Newest diabetes medications are more costly and widely prescribed than older diabetes drugs
Research Activities, April 2009
Accompanying the increase in the number of Americans diagnosed with Type 2 diabetes is the number of new drug classes available to treat this chronic condition. A new study finds that the newest drugs are more expensive and prescribed more frequently than the traditional drugs, whose use has declined.
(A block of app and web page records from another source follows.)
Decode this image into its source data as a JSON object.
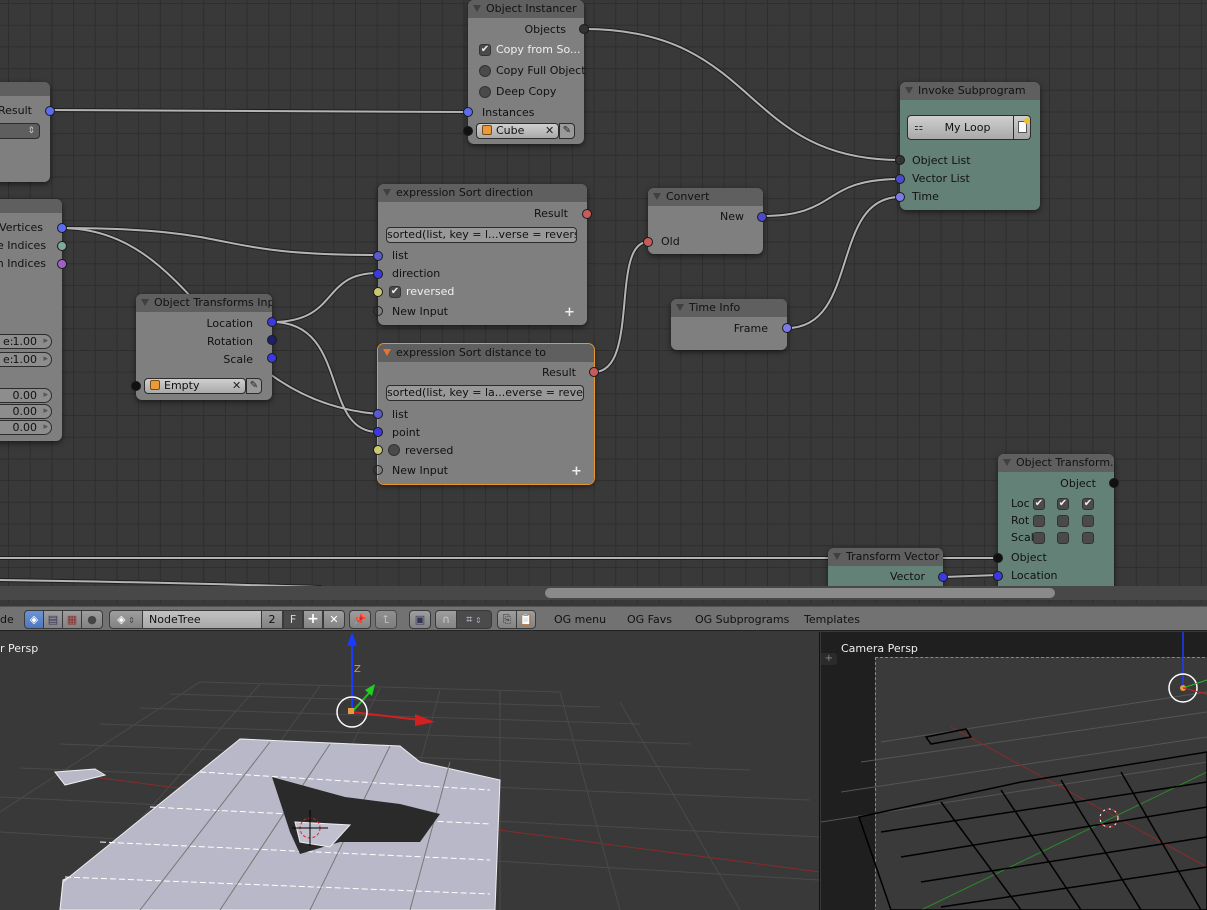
{
  "node_editor": {
    "nodes": {
      "left_partial_top": {
        "output_label": "Result"
      },
      "left_partial_mesh": {
        "outputs": [
          "Vertices",
          "ge Indices",
          "on Indices"
        ],
        "values": [
          {
            "label": "e:",
            "value": "1.00"
          },
          {
            "label": "e:",
            "value": "1.00"
          },
          {
            "label": "",
            "value": "0.00"
          },
          {
            "label": "",
            "value": "0.00"
          },
          {
            "label": "",
            "value": "0.00"
          }
        ]
      },
      "object_instancer": {
        "title": "Object Instancer",
        "output": "Objects",
        "options": [
          {
            "label": "Copy from So...",
            "checked": true
          },
          {
            "label": "Copy Full Object",
            "checked": false
          },
          {
            "label": "Deep Copy",
            "checked": false
          }
        ],
        "input": "Instances",
        "object_field": "Cube"
      },
      "invoke_subprogram": {
        "title": "Invoke Subprogram",
        "subprogram": "My Loop",
        "inputs": [
          "Object List",
          "Vector List",
          "Time"
        ]
      },
      "sort_direction": {
        "title": "expression Sort direction",
        "output": "Result",
        "expression": "sorted(list, key = l...verse = reversed)",
        "inputs": [
          "list",
          "direction"
        ],
        "reversed_label": "reversed",
        "reversed_checked": true,
        "new_input": "New Input"
      },
      "sort_distance": {
        "title": "expression Sort distance to",
        "output": "Result",
        "expression": "sorted(list, key = la...everse = reversed)",
        "inputs": [
          "list",
          "point"
        ],
        "reversed_label": "reversed",
        "reversed_checked": false,
        "new_input": "New Input"
      },
      "convert": {
        "title": "Convert",
        "output": "New",
        "input": "Old"
      },
      "time_info": {
        "title": "Time Info",
        "output": "Frame"
      },
      "object_transforms_input": {
        "title": "Object Transforms Inpu",
        "outputs": [
          "Location",
          "Rotation",
          "Scale"
        ],
        "object_field": "Empty"
      },
      "object_transform_output": {
        "title": "Object Transform...",
        "output": "Object",
        "rows": [
          {
            "label": "Loc",
            "checks": [
              true,
              true,
              true
            ]
          },
          {
            "label": "Rot",
            "checks": [
              false,
              false,
              false
            ]
          },
          {
            "label": "Scal",
            "checks": [
              false,
              false,
              false
            ]
          }
        ],
        "inputs": [
          "Object",
          "Location"
        ]
      },
      "transform_vector": {
        "title": "Transform Vector",
        "output": "Vector"
      }
    }
  },
  "header": {
    "mode_partial": "de",
    "node_tree_name": "NodeTree",
    "users_count": "2",
    "fake_user": "F",
    "menus": [
      "OG menu",
      "OG Favs",
      "OG Subprograms",
      "Templates"
    ],
    "icons": [
      "shader-nodes-icon",
      "texture-nodes-icon",
      "checker-icon",
      "sphere-icon",
      "node-tree-icon",
      "add-icon",
      "close-icon",
      "pin-icon",
      "parent-icon",
      "render-icon",
      "snap-icon",
      "snap-grid-icon",
      "copy-icon",
      "paste-icon"
    ]
  },
  "viewports": {
    "left": {
      "label": "r Persp"
    },
    "right": {
      "label": "Camera Persp"
    }
  },
  "colors": {
    "node_bg": "#7f7f7f",
    "node_teal": "#648178",
    "active_outline": "#e8952c",
    "grid_bg": "#393939"
  }
}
For instance, in 2001, the average price of a diabetes medication was $56. In 2007, that average rose to $76. During that same period, expenditures for diabetes drugs swelled from $6.7 to $12.5 billion nationally, an 87 percent increase.
The newer drugs to treat diabetes (including insulin analogues, glitazones, exenatide, and sitagliptin) have high price tags. They can cost 8 to 10 times more than the older drugs (insulin and sulfonylureas). However, analyses have not shown that the newer diabetes drugs offer better outcomes than the traditional drugs, according to G. Caleb Alexander, M.D., M.S., of the University of Chicago.
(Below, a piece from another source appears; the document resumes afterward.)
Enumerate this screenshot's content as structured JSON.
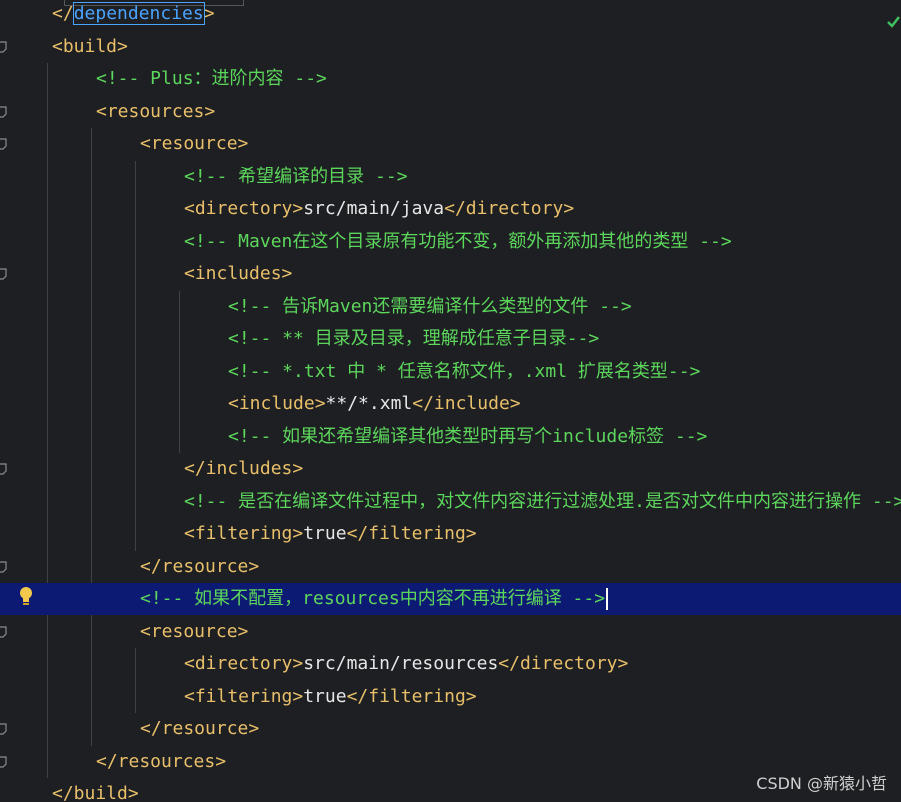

The authors also point out that the U.S. Food and Drug Administration approved glitazones and exenatide to be used in combination with other diabetes drugs. However, they are now being used off label as stand-alone drugs to control diabetes. This prescribing practice could pose a health risk to patients because safety assessments for the drugs have not been completed. The researchers used diabetes data from the National Disease and Therapeutic Index from 1994 to 2007 for this study, which was funded in part by the Agency for Healthcare Research and Quality (HS15699).
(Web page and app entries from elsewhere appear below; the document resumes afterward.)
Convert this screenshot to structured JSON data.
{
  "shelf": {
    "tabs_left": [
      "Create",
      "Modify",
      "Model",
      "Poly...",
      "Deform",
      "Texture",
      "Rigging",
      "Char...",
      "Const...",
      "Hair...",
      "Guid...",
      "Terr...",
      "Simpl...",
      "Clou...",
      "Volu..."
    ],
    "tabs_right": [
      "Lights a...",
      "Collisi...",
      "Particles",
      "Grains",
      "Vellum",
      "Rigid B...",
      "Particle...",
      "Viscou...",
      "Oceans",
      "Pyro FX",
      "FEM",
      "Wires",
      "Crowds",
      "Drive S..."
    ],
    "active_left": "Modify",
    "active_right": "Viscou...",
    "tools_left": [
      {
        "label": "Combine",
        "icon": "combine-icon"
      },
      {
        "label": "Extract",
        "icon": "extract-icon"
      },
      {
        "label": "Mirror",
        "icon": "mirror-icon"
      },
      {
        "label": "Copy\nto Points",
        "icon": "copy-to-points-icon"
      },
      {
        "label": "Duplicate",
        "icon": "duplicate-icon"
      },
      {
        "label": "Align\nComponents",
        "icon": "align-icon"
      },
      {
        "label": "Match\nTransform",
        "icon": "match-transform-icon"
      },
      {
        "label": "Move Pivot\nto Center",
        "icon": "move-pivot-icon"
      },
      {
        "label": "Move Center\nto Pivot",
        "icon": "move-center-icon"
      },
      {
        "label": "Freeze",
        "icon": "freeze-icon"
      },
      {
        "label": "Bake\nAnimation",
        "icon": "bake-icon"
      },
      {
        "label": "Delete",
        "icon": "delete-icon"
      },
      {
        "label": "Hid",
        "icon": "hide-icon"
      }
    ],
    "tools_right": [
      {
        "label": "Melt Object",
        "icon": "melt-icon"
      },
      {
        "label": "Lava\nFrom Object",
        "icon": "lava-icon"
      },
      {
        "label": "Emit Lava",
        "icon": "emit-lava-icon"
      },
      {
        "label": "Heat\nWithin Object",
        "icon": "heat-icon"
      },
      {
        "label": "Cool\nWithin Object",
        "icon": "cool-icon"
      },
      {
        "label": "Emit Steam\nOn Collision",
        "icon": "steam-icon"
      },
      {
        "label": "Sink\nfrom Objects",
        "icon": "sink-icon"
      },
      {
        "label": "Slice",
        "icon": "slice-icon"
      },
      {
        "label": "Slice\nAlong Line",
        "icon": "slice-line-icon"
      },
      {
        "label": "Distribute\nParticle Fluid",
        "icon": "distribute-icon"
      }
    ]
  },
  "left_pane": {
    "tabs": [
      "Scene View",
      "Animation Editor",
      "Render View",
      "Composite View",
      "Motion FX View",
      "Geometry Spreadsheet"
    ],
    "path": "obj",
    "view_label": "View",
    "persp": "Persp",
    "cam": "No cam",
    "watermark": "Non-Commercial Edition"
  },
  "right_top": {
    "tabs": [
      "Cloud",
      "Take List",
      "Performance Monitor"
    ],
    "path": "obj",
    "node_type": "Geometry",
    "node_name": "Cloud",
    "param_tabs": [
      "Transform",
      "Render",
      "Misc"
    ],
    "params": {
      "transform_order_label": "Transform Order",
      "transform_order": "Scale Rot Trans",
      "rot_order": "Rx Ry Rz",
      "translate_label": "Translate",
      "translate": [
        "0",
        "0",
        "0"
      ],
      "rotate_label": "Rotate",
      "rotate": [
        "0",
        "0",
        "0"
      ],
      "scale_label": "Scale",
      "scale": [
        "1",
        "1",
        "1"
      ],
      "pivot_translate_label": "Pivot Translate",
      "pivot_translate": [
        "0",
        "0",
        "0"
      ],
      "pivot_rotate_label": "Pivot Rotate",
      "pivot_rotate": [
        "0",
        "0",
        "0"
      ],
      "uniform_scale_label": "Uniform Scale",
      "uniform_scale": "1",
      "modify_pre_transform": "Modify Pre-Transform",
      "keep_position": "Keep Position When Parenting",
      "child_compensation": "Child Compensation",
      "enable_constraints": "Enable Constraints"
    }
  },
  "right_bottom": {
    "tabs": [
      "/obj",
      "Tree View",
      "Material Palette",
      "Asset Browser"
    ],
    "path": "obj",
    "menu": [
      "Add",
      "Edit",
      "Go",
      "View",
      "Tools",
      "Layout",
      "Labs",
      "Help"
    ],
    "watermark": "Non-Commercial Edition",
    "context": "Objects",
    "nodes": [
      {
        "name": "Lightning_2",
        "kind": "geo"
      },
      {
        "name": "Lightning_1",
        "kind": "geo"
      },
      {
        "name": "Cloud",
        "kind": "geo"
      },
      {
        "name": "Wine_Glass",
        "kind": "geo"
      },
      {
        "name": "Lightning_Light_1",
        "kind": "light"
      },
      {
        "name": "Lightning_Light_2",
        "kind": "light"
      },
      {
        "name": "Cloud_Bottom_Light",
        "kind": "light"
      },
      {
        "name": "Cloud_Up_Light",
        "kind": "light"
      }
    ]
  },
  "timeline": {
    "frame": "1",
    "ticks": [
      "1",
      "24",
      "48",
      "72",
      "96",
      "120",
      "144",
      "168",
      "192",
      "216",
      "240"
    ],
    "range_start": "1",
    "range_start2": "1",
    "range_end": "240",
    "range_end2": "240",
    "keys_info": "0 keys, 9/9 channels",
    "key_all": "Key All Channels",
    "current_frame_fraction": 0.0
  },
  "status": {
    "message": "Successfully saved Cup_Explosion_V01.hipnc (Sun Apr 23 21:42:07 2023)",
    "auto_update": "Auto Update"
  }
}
See "National trends in treatment of Type 2 diabetes mellitus, 1994-2007," by Dr. Alexander, Niraj L. Sehgal, M.D., M.P.H., Rachael M. Moloney, B.A., and Randall S. Stafford, M.D., Ph.D., in the October 27, 2008, Archives of Internal Medicine 168(19), pp. 2088-2094.